This is the third time I’ve seen the film, but the first as an adult. I remember watching it on TV as a kid and probably several years later as a teenager. I’m usually reluctant to watch films based on plays, as this is, but while the bulk of the movie takes place inside an apartment, director Terence Young knows how to keep things interesting, mostly through the use of character surveillance. Much of the film still holds up and is certainly worth discovering or rediscovering.
City of Fear (1959) Irving Lerner
Columbia Film Noir Volume II DVD – library (1:21)
As unlikely as it may seem, an escaped convict (Vince Edwards, right) has gotten his hands on a container of Cobalt-60, a substance lethal enough to kill everyone in Los Angeles. The only problem is the con thinks the canister is filled with heroin he can sell. Director Irving Lerner (who worked with Edwards one year earlier – and more successfully – in Murder by Contract) tries to make paranoia go a long way, but even at 81 minutes, it’s hard to make the story stretch out to a feature-length film. Jerry Goldsmith’s score is the highlight here, but it sometimes goes from brilliantly effective to hilariously overdone. If you’re looking for paranoia noir, better to stick with Kiss Me Deadly (1955) or even Panic in the Streets (1950).
The Nice Guys (2016) Shane Black
Library DVD (1:56)
The Nice Guys is another in a long list of super-hyped movies that’s good, but nowhere near as good as you’ve been led to believe. This neo-noir/action/comedy/mystery set in 1977 has a lot going for it, perhaps too much: costumes, period design, music, etc. I never would’ve put Russell Crowe and Ryan Gosling together as anything, much less a pair of Los Angeles private detectives looking for a teenage girl, but it works more often than it doesn’t. Ultimately, however, they come across as caricatures, which is maybe Black’s intention, which is okay; this is primarily a comedy after all, right?
Clocking in at nearly two hours, The Nice Guys is simply too long and the jokes and gags can’t maintain the pace, so what do we get? Lots of cartoonish action and fighting to fill in the gaps. (I know, that’s Black’s bread and butter, so I’m not too surprised.) Far and away the most interesting character (and performance) in the film comes from Angourie Rice as the 13-year-old daughter of Ryan Gosling’s character. I keep asking myself if I would’ve given the movie this high a rating had it not been a neo-noir (even a comedy neo-noir) film. Probably not.

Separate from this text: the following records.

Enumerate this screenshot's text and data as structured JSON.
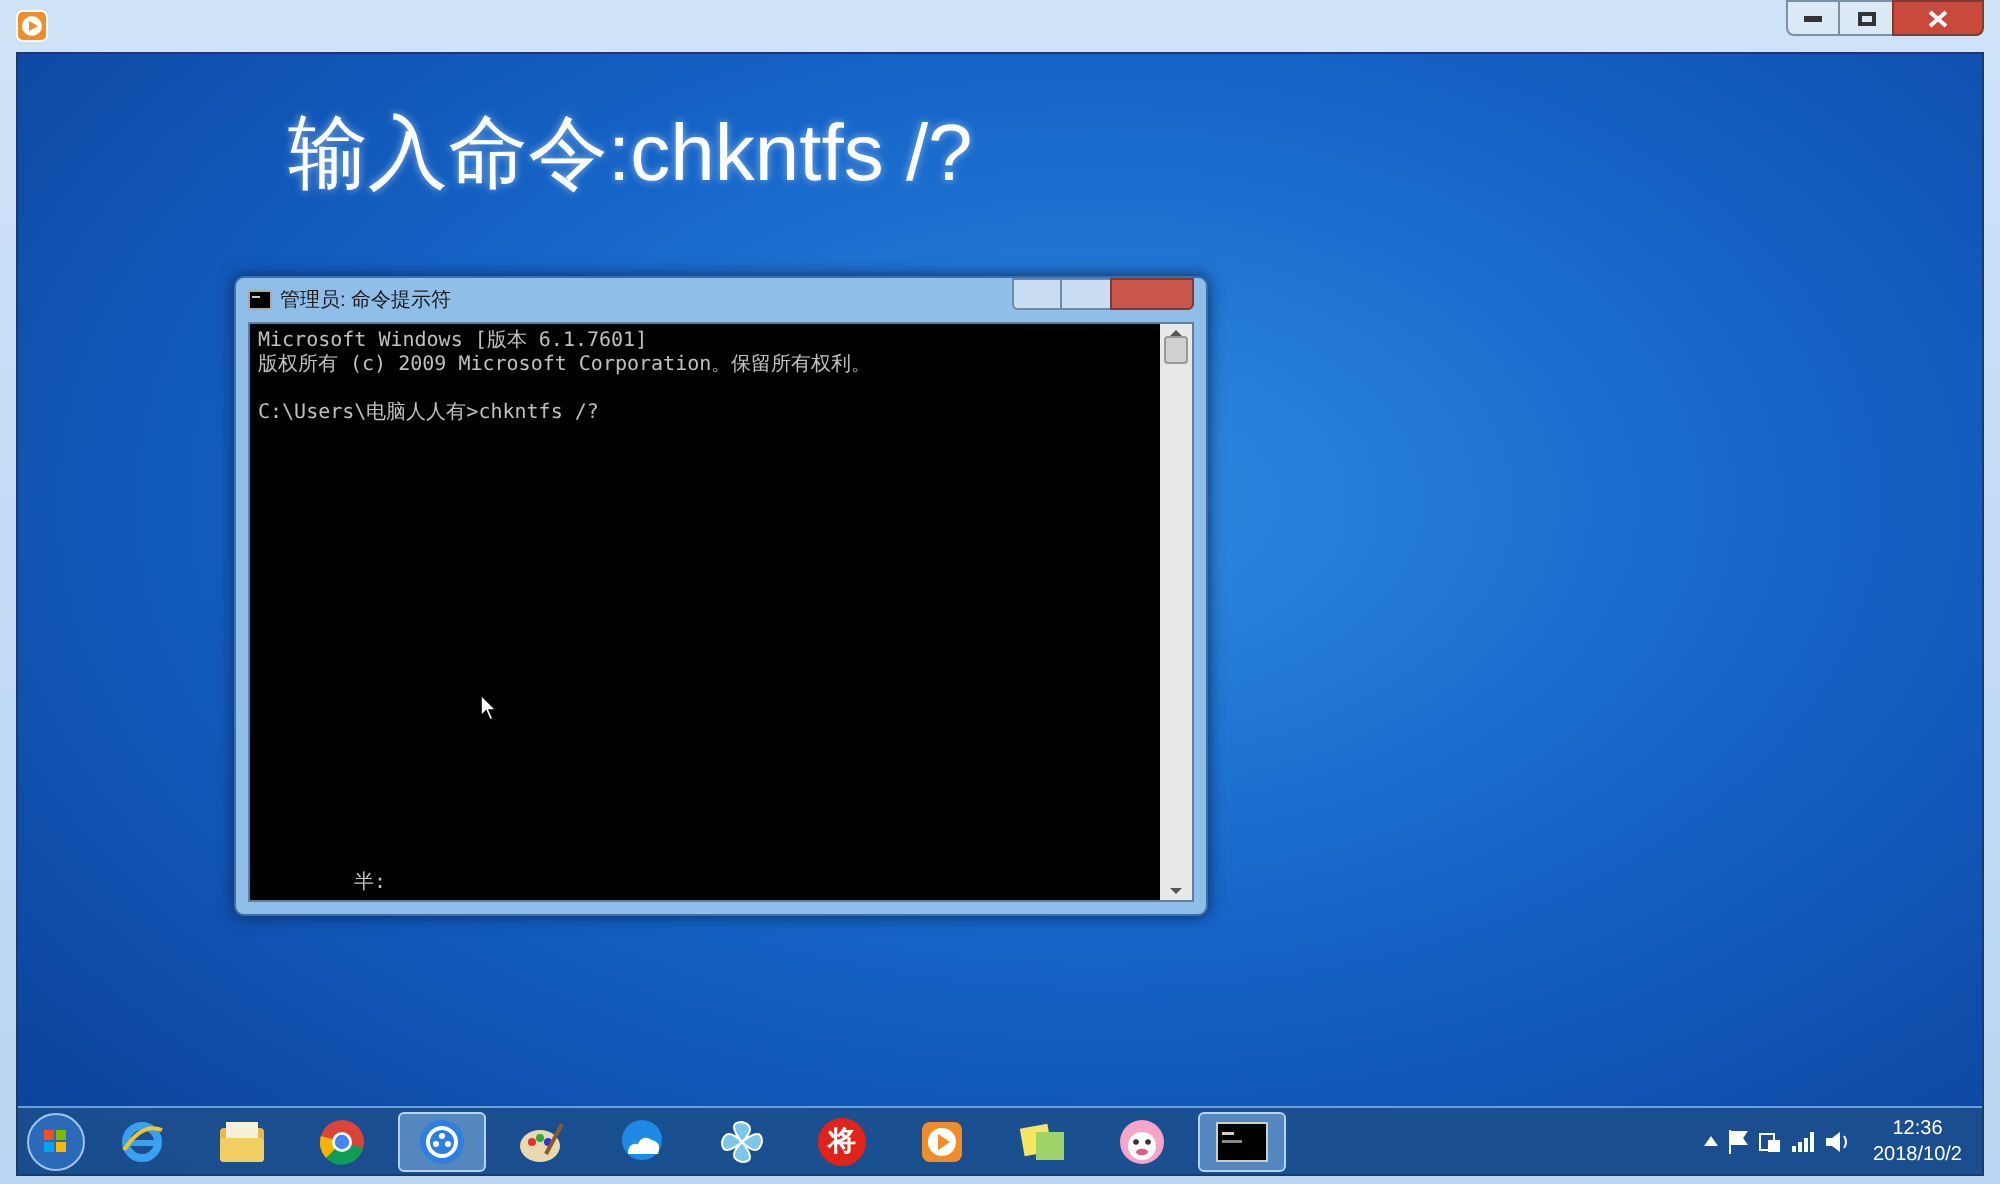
{
  "caption": "输入命令:chkntfs /?",
  "console": {
    "title": "管理员: 命令提示符",
    "blocks": [
      [
        "Microsoft Windows [版本 6.1.7601]",
        "版权所有 (c) 2009 Microsoft Corporation。保留所有权利。"
      ],
      [
        "C:\\Users\\电脑人人有>chkntfs /?"
      ]
    ],
    "ime": "半:"
  },
  "taskbar": {
    "apps": [
      {
        "kind": "ie",
        "selected": false
      },
      {
        "kind": "folder",
        "selected": false
      },
      {
        "kind": "chrome",
        "selected": false
      },
      {
        "kind": "dots",
        "selected": true
      },
      {
        "kind": "palette",
        "selected": false
      },
      {
        "kind": "cloud",
        "selected": false
      },
      {
        "kind": "pinwheel",
        "selected": false
      },
      {
        "kind": "badge",
        "label": "将",
        "selected": false
      },
      {
        "kind": "play",
        "selected": false
      },
      {
        "kind": "notes",
        "selected": false
      },
      {
        "kind": "face",
        "selected": false
      },
      {
        "kind": "terminal",
        "selected": true
      }
    ],
    "clock": {
      "time": "12:36",
      "date": "2018/10/2"
    }
  }
}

That’s going to do it for my final report for 2016. See you when the calendar flips over in a few hours. Happy New Year, everyone!
Photos: Streamline: The FilmStruck Blog, Rock Films, The Atlantic, JoBlo, Projected Perspectives, Drafthouse, World Music, Roger Ebert